■ PROBLEM DETAILS: The material below should be copied line for line, please, with pictures omitted.

■ STORED DATA:
┄┄┄┄┄┄┄┄┄┄┄┄┄┄┄┄┄┄┄┄
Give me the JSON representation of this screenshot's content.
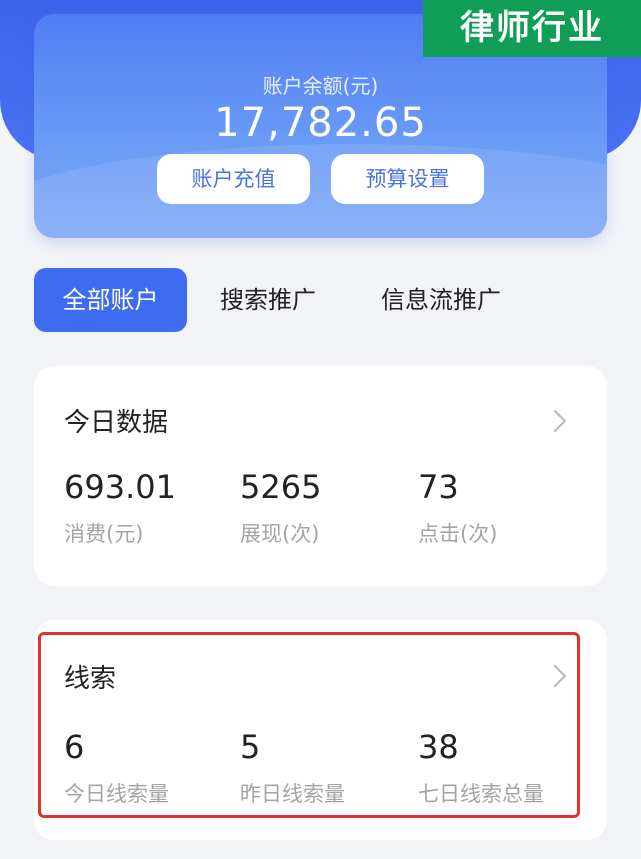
{
  "industry_tag": "律师行业",
  "account": {
    "balance_label": "账户余额(元)",
    "balance_value": "17,782.65",
    "recharge_label": "账户充值",
    "budget_label": "预算设置"
  },
  "tabs": [
    {
      "label": "全部账户",
      "active": true
    },
    {
      "label": "搜索推广",
      "active": false
    },
    {
      "label": "信息流推广",
      "active": false
    }
  ],
  "today": {
    "title": "今日数据",
    "stats": [
      {
        "value": "693.01",
        "label": "消费(元)"
      },
      {
        "value": "5265",
        "label": "展现(次)"
      },
      {
        "value": "73",
        "label": "点击(次)"
      }
    ]
  },
  "leads": {
    "title": "线索",
    "stats": [
      {
        "value": "6",
        "label": "今日线索量"
      },
      {
        "value": "5",
        "label": "昨日线索量"
      },
      {
        "value": "38",
        "label": "七日线索总量"
      }
    ]
  },
  "colors": {
    "primary_blue": "#3d6cf0",
    "tag_green": "#0f9d58",
    "highlight_red": "#e0322d"
  }
}
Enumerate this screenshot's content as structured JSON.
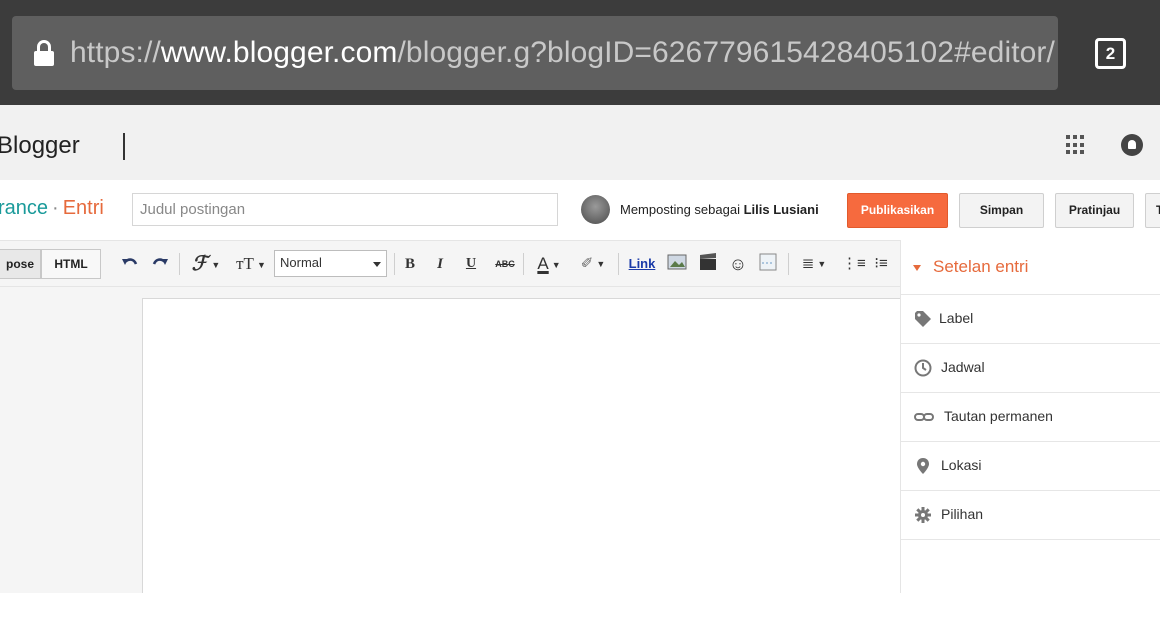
{
  "browser": {
    "url_scheme": "https://",
    "url_host": "www.blogger.com",
    "url_path": "/blogger.g?blogID=626779615428405102#editor/",
    "tab_count": "2"
  },
  "header": {
    "logo_text": "Blogger"
  },
  "postbar": {
    "breadcrumb_blog": "rance",
    "breadcrumb_sep": "·",
    "breadcrumb_section": "Entri",
    "title_placeholder": "Judul postingan",
    "posting_as_prefix": "Memposting sebagai",
    "posting_as_user": "Lilis Lusiani",
    "publish_label": "Publikasikan",
    "save_label": "Simpan",
    "preview_label": "Pratinjau",
    "close_label": "T"
  },
  "toolbar": {
    "mode_compose": "pose",
    "mode_html": "HTML",
    "format_value": "Normal",
    "link_label": "Link"
  },
  "sidebar": {
    "heading": "Setelan entri",
    "items": [
      {
        "label": "Label",
        "icon": "tag-icon"
      },
      {
        "label": "Jadwal",
        "icon": "clock-icon"
      },
      {
        "label": "Tautan permanen",
        "icon": "link-icon"
      },
      {
        "label": "Lokasi",
        "icon": "location-pin-icon"
      },
      {
        "label": "Pilihan",
        "icon": "gear-icon"
      }
    ]
  },
  "colors": {
    "accent_orange": "#f66a3e",
    "teal": "#1a9a9a"
  }
}
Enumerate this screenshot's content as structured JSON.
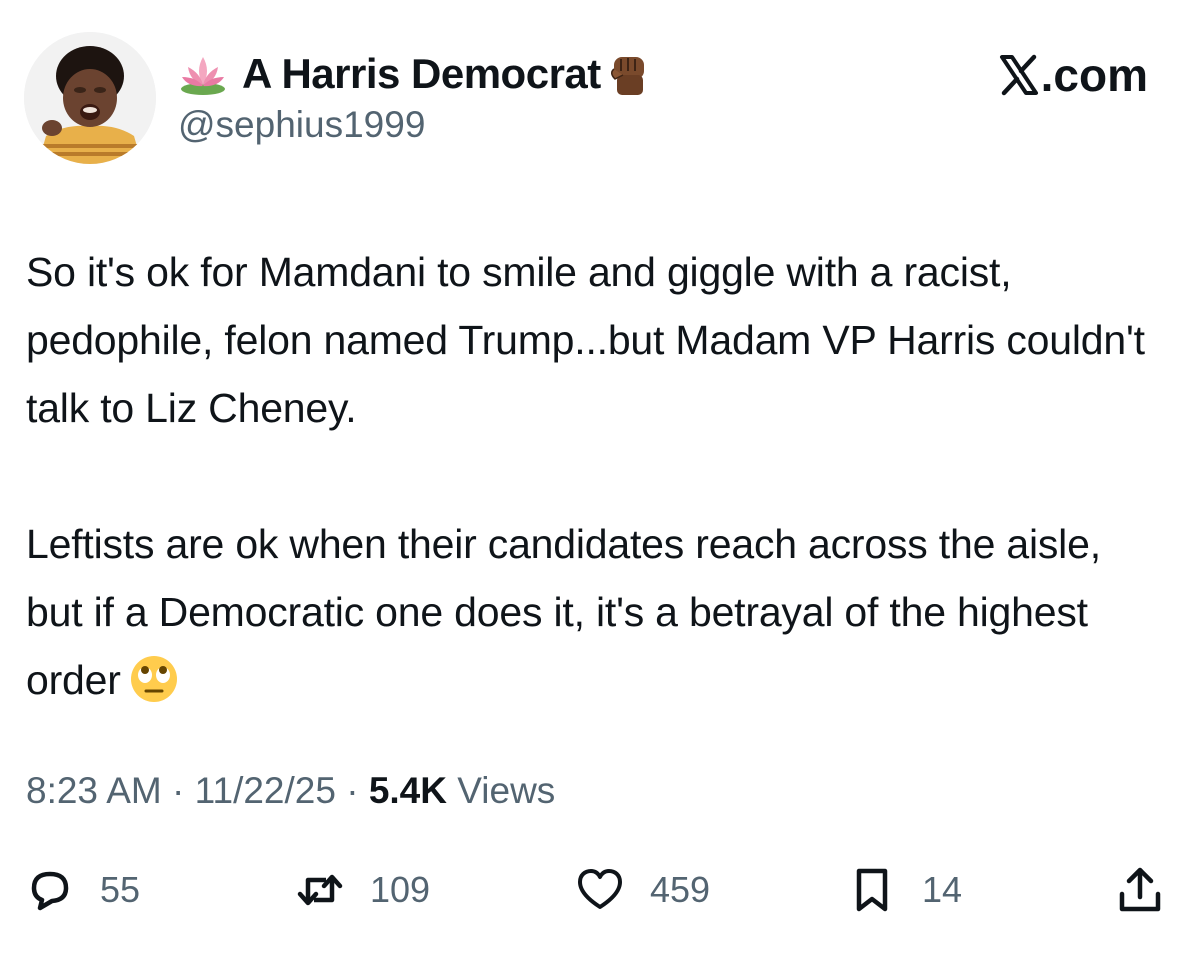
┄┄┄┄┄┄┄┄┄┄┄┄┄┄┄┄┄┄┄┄
■ EXPECTED ANSWER:
Give me the JSON representation of this screenshot's content.
{
  "industry_tag": "律师行业",
  "account": {
    "balance_label": "账户余额(元)",
    "balance_value": "17,782.65",
    "recharge_label": "账户充值",
    "budget_label": "预算设置"
  },
  "tabs": [
    {
      "label": "全部账户",
      "active": true
    },
    {
      "label": "搜索推广",
      "active": false
    },
    {
      "label": "信息流推广",
      "active": false
    }
  ],
  "today": {
    "title": "今日数据",
    "stats": [
      {
        "value": "693.01",
        "label": "消费(元)"
      },
      {
        "value": "5265",
        "label": "展现(次)"
      },
      {
        "value": "73",
        "label": "点击(次)"
      }
    ]
  },
  "leads": {
    "title": "线索",
    "stats": [
      {
        "value": "6",
        "label": "今日线索量"
      },
      {
        "value": "5",
        "label": "昨日线索量"
      },
      {
        "value": "38",
        "label": "七日线索总量"
      }
    ]
  },
  "colors": {
    "primary_blue": "#3d6cf0",
    "tag_green": "#0f9d58",
    "highlight_red": "#e0322d"
  }
}
Enumerate this screenshot's content as structured JSON.
{
  "browser": {
    "url_scheme": "https://",
    "url_host": "www.blogger.com",
    "url_path": "/blogger.g?blogID=626779615428405102#editor/",
    "tab_count": "2"
  },
  "header": {
    "logo_text": "Blogger"
  },
  "postbar": {
    "breadcrumb_blog": "rance",
    "breadcrumb_sep": "·",
    "breadcrumb_section": "Entri",
    "title_placeholder": "Judul postingan",
    "posting_as_prefix": "Memposting sebagai",
    "posting_as_user": "Lilis Lusiani",
    "publish_label": "Publikasikan",
    "save_label": "Simpan",
    "preview_label": "Pratinjau",
    "close_label": "T"
  },
  "toolbar": {
    "mode_compose": "pose",
    "mode_html": "HTML",
    "format_value": "Normal",
    "link_label": "Link"
  },
  "sidebar": {
    "heading": "Setelan entri",
    "items": [
      {
        "label": "Label",
        "icon": "tag-icon"
      },
      {
        "label": "Jadwal",
        "icon": "clock-icon"
      },
      {
        "label": "Tautan permanen",
        "icon": "link-icon"
      },
      {
        "label": "Lokasi",
        "icon": "location-pin-icon"
      },
      {
        "label": "Pilihan",
        "icon": "gear-icon"
      }
    ]
  },
  "colors": {
    "accent_orange": "#f66a3e",
    "teal": "#1a9a9a"
  }
}
Enumerate this screenshot's content as structured JSON.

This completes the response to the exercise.